Steve Telaroli decided to branch out into something completely new. Formerly a sales and marketing executive with Compaq, Telaroli started looking into finding another job or buying a franchise when his company was acquired by Hewlett-Packard and layoffs began.
"I had been looking within the high-tech area, and the job market was just really, really soft. [I also] worked with a few headhunters and went to the Internet job boards and wasn't getting a good response at all," says Telaroli, 38. "In the meantime, I went to the franchise business opportunity show here in Houston and picked up information on various franchise companies."
While still employed at Compaq, Telaroli got a job offer from a company in San Diego but didn't want to move his family. Franchising was increasingly looking like his best option, and after some research, Telaroli discovered The Sports Section, a youth and sports photography franchise.
So when Telaroli was finally laid off, complete with severance package, he was up and running with his new franchise within a week, opening his homebased business in March 2003. Though taking pictures of Little League teams seems a far cry from creating marketing programs for a hardware manufacturer, Telaroli did see some connection. "I'm a creative person--an artist, really. I like to color and draw and paint," he says. "When we take pictures, every product is special and unique to that individual, so this business has a creative side to it."

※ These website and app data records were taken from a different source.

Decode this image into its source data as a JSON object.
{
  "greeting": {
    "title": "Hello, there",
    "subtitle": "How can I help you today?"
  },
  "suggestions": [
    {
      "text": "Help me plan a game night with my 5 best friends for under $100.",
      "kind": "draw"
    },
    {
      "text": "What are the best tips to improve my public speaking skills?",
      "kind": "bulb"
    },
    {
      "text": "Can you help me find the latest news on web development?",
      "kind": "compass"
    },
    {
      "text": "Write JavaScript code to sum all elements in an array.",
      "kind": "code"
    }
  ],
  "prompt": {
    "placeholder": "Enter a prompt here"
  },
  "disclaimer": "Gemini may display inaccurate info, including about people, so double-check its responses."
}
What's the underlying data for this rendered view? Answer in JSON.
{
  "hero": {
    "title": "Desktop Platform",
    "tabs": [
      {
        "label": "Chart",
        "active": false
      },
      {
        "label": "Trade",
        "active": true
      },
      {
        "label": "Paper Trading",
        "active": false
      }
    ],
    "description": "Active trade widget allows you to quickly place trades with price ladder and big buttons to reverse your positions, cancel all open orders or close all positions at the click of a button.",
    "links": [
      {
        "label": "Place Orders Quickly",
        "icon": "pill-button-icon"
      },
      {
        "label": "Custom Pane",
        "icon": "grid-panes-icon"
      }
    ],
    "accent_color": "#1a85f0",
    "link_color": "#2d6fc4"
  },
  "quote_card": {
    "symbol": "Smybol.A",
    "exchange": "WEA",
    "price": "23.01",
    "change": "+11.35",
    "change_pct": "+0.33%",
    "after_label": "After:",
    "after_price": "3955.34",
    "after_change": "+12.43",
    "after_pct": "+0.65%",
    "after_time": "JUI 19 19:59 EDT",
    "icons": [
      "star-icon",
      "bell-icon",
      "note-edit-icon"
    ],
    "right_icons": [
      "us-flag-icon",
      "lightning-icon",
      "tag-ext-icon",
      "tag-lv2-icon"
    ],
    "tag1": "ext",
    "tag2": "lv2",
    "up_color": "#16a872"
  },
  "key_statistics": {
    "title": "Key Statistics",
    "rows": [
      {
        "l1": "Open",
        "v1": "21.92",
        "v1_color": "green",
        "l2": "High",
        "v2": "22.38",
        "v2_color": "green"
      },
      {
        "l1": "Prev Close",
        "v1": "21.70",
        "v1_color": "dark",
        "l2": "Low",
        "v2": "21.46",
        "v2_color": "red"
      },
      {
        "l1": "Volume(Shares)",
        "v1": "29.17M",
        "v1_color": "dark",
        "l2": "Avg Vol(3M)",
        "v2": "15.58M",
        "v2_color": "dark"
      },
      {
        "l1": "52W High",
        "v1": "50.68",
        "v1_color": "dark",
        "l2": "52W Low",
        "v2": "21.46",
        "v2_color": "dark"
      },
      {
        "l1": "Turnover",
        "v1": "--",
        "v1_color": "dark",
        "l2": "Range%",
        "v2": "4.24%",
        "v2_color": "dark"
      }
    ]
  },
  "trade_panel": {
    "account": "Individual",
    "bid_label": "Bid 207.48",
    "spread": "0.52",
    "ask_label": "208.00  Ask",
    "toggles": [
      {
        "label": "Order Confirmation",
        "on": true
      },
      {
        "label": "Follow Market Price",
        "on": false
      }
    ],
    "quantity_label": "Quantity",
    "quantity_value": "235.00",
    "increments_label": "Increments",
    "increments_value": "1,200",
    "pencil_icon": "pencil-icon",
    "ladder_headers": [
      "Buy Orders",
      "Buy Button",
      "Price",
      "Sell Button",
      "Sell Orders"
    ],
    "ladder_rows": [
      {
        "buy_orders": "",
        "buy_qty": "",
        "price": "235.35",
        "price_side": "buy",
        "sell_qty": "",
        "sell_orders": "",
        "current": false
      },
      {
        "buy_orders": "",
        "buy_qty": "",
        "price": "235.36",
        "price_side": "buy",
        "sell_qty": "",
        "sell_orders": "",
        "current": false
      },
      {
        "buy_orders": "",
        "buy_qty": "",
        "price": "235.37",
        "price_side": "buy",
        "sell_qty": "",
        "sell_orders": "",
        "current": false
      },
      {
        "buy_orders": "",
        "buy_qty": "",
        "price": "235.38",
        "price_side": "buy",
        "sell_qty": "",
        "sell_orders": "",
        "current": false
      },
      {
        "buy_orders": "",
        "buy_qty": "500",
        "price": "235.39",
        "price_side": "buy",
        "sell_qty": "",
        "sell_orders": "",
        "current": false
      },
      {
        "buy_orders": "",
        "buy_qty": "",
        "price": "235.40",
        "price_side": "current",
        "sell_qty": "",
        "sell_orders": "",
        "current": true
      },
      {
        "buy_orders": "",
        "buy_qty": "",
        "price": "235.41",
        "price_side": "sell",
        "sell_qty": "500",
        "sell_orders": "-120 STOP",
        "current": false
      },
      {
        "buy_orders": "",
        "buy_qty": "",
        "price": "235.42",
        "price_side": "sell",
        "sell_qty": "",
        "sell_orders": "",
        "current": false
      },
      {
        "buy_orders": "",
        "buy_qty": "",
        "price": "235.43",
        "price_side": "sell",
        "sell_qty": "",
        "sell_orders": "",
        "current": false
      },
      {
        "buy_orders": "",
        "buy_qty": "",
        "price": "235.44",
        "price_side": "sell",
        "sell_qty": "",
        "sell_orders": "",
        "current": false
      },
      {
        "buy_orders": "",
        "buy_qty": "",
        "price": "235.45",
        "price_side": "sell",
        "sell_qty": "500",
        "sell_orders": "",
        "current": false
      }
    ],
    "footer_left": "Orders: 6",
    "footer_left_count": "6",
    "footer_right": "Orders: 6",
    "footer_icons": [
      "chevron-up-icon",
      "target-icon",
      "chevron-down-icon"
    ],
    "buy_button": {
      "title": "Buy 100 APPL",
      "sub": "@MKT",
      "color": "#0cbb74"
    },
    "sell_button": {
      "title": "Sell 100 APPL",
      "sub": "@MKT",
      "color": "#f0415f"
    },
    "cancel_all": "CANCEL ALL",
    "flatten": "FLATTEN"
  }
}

Telaroli also takes advantage of his past experience when selling and marketing his franchise. He hires art students from local community colleges in the Tomball, Texas, area to handle the photography, giving him more time to call on athletic directors, coaches, schools and churches to line up clients.
Though just a few months into this venture, Telaroli is certain his corporate days are over. The corporate world "is a pretty challenging and stressful environment, and I didn't feel passionate about the job and really in touch with my customers," he says.
His new business not only brings Telaroli closer to his customers, but also gives him more time with his family. "I have my boys helping me in the business," he says. "[As a sales and marketing executive], it was hard for them to understand what I did in a business management position. But now they can see Dad carries a camera and has an office in the home . . . and they think it's pretty cool."